* _Goal of the exercise_: What is the number of lines in the entries that contain the word "text"? Reply with that number only.

* _App and web page records_:
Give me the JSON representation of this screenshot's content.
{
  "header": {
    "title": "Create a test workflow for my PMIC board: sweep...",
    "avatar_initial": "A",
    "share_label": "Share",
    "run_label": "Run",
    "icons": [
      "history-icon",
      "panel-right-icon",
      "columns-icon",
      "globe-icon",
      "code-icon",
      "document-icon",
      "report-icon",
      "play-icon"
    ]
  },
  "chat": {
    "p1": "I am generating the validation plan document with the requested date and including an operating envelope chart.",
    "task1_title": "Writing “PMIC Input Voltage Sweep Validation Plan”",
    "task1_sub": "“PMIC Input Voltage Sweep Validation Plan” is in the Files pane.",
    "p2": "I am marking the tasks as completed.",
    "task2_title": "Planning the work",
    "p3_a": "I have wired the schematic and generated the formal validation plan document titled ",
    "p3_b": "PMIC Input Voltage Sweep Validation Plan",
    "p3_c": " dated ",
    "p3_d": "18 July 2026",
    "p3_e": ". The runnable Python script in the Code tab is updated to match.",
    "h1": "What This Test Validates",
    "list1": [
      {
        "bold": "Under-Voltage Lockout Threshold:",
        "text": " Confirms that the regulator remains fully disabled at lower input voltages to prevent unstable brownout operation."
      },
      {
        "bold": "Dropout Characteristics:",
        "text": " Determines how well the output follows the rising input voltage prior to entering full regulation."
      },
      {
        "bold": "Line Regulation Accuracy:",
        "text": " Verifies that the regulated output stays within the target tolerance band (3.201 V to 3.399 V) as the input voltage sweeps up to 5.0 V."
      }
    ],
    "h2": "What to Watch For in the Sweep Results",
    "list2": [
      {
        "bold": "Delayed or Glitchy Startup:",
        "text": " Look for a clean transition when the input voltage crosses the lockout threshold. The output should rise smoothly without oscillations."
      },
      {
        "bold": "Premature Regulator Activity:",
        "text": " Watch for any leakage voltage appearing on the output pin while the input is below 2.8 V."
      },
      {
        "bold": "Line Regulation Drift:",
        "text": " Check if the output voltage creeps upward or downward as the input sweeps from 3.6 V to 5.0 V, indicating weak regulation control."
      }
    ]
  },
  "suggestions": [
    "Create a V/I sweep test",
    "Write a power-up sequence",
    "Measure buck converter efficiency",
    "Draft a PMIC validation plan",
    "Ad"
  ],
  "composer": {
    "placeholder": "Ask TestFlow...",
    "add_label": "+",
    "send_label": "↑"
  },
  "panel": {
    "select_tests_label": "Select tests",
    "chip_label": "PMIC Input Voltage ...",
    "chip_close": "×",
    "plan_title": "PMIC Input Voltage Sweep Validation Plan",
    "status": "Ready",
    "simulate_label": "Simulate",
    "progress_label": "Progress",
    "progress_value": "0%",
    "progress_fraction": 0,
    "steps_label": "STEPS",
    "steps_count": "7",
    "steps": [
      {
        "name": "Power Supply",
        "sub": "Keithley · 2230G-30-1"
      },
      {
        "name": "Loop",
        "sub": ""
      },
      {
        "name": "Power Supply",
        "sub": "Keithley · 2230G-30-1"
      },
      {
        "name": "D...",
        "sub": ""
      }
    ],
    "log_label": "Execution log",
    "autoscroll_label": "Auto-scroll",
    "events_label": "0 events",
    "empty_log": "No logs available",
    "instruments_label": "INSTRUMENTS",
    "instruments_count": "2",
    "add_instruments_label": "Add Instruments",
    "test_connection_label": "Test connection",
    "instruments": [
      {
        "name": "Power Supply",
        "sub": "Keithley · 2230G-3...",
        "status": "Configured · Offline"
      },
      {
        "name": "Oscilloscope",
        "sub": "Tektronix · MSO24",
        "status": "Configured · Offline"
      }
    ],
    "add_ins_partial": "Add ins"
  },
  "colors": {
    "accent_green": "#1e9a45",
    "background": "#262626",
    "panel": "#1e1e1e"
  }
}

* _Answer to the exercise_: 6